» Exercise:
Go through the listing and return every line with "order" in it.

» Input for this task:
• • • • • • •

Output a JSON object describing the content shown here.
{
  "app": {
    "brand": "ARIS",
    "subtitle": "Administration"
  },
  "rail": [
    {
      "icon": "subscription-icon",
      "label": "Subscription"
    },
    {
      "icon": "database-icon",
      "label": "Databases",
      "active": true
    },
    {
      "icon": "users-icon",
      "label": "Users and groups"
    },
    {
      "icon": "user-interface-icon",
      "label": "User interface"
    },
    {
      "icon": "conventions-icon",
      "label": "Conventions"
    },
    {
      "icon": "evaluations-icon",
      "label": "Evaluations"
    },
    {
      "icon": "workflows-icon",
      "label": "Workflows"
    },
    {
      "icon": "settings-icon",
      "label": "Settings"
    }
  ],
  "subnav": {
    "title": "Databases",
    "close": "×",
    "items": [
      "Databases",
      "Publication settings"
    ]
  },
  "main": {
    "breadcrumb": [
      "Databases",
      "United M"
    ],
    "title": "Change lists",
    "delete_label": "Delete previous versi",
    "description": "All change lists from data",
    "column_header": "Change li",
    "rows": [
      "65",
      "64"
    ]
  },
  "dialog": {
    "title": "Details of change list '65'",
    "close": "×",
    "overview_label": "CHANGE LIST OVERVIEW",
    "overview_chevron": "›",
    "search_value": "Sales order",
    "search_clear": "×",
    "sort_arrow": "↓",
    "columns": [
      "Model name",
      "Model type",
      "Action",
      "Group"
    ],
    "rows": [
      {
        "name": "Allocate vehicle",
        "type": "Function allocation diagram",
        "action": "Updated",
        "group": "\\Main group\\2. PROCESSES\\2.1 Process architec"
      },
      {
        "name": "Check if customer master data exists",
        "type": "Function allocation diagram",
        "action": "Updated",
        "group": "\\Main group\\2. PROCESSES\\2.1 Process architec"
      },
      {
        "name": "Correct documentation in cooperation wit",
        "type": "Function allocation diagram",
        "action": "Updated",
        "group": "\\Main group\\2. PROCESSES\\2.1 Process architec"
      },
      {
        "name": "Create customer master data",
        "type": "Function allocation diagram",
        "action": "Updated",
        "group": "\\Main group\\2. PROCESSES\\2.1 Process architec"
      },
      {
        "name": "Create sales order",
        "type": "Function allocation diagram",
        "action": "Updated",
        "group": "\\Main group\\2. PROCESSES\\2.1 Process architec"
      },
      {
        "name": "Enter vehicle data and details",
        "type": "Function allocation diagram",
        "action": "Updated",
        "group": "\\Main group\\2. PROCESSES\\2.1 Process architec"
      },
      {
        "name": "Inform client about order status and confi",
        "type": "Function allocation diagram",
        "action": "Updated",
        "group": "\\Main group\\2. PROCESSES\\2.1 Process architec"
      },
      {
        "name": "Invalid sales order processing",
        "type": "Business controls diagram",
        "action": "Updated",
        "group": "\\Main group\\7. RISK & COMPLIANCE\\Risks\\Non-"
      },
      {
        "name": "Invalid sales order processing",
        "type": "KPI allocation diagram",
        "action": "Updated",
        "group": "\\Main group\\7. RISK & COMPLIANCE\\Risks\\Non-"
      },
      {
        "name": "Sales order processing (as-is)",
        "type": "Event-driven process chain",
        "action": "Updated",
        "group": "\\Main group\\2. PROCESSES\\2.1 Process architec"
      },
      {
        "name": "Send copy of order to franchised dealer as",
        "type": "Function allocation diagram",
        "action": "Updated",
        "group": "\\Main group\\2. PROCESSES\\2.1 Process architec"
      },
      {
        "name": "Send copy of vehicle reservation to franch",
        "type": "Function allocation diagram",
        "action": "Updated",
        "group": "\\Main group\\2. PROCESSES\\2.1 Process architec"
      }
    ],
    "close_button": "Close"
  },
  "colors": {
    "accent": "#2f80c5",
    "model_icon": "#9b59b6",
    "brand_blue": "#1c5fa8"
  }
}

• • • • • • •

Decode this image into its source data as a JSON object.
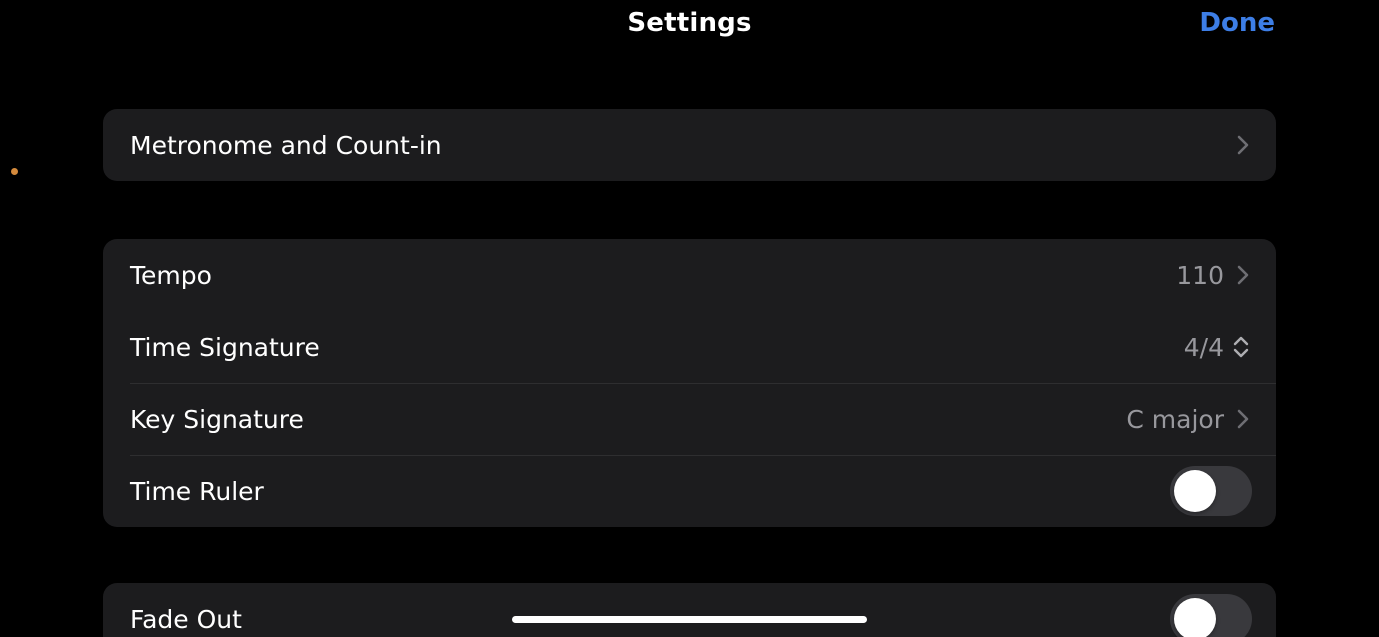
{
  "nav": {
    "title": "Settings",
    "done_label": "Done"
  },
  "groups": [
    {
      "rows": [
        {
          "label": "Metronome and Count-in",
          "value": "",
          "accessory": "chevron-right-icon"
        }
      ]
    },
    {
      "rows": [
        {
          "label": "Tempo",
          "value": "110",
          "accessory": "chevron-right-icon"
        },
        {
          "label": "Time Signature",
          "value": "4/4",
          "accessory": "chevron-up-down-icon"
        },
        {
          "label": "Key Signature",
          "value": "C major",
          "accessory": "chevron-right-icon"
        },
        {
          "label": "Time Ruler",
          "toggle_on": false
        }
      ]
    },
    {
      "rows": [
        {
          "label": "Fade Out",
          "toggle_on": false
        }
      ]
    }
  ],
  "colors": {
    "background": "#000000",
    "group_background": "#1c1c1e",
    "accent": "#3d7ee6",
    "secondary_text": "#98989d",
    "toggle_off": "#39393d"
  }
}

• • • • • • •

» Expected output:
    "search_value": "Sales order",
        "name": "Create sales order",
        "name": "Inform client about order status and confi",
        "name": "Invalid sales order processing",
        "name": "Invalid sales order processing",
        "name": "Sales order processing (as-is)",
        "name": "Send copy of order to franchised dealer as",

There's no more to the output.